**REQUIRED ACTION:**
Wherever "title" shows up in the records below, copy the whole line.

########

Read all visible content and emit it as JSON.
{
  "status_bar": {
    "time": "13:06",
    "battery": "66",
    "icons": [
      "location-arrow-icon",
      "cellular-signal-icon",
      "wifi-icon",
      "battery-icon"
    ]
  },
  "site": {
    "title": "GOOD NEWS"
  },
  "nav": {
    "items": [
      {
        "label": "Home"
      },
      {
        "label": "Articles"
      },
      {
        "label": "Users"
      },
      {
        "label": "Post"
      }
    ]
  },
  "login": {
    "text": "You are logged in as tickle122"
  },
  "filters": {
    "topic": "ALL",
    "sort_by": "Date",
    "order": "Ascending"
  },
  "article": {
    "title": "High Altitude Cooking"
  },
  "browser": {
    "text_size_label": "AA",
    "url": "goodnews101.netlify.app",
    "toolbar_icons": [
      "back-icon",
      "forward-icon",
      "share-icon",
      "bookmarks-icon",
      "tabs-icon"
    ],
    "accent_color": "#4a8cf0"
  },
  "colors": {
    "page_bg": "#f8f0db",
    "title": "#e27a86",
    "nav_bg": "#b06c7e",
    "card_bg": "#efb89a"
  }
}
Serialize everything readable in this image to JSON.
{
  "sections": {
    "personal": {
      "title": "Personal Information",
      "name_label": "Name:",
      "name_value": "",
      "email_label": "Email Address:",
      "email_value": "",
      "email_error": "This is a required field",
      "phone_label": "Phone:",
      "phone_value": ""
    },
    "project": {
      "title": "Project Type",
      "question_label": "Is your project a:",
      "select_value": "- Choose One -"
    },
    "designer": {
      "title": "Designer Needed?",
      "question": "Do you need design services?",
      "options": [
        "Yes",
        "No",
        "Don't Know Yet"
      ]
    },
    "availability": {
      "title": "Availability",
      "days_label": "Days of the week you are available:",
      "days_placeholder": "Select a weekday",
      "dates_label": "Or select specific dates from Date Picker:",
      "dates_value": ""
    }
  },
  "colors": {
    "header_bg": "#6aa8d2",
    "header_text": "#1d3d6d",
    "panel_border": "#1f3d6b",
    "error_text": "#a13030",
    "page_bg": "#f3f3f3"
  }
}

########

**WORKED SOLUTION:**
    "title": "GOOD NEWS"
    "title": "High Altitude Cooking"
    "title": "#e27a86",
      "title": "Personal Information",
      "title": "Project Type",
      "title": "Designer Needed?",
      "title": "Availability",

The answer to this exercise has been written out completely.